* Exercise instructions
Go through the data below and return each line where the string "violations" occurs.

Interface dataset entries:

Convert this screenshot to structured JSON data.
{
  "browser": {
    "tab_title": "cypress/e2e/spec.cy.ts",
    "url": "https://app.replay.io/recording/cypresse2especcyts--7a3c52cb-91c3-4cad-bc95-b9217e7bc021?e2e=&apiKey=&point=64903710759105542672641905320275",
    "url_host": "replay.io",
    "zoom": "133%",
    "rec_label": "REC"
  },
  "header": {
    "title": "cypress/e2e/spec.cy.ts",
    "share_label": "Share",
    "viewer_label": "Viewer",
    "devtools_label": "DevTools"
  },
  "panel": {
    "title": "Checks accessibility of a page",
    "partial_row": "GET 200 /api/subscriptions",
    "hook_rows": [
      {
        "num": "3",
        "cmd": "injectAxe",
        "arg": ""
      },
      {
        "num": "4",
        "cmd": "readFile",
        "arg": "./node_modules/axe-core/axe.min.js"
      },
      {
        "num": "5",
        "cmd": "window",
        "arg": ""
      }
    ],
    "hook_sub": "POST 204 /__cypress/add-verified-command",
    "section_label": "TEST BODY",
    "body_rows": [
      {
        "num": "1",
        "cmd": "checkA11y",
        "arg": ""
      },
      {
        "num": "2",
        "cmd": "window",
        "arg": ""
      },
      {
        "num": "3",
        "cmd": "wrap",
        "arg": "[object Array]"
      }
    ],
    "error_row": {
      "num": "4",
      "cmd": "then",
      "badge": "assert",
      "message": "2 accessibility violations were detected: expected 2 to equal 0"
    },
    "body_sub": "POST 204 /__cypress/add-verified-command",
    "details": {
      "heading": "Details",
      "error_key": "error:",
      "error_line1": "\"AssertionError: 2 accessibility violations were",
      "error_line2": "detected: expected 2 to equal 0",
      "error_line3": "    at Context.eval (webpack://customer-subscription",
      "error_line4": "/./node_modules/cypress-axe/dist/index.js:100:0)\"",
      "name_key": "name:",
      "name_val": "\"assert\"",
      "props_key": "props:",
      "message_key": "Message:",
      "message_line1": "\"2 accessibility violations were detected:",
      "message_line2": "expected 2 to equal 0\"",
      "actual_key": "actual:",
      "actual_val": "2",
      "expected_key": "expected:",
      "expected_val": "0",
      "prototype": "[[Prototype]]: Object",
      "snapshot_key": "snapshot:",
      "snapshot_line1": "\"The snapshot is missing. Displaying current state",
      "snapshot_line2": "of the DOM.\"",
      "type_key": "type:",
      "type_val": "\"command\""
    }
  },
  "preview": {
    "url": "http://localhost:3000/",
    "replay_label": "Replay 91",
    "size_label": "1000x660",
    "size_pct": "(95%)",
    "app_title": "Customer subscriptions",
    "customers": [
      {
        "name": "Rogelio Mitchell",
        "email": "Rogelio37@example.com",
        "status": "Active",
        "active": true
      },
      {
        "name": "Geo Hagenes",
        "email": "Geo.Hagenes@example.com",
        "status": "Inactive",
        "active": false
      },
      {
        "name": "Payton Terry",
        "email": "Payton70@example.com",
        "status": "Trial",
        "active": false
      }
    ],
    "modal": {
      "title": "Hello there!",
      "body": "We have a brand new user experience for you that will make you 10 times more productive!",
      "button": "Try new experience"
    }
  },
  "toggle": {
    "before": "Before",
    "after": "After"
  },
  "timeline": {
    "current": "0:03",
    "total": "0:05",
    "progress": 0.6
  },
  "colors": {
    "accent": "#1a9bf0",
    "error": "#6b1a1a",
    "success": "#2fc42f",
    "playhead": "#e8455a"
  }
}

* Answer to this task
      "message": "2 accessibility violations were detected: expected 2 to equal 0"
      "error_line1": "\"AssertionError: 2 accessibility violations were",
      "message_line1": "\"2 accessibility violations were detected:",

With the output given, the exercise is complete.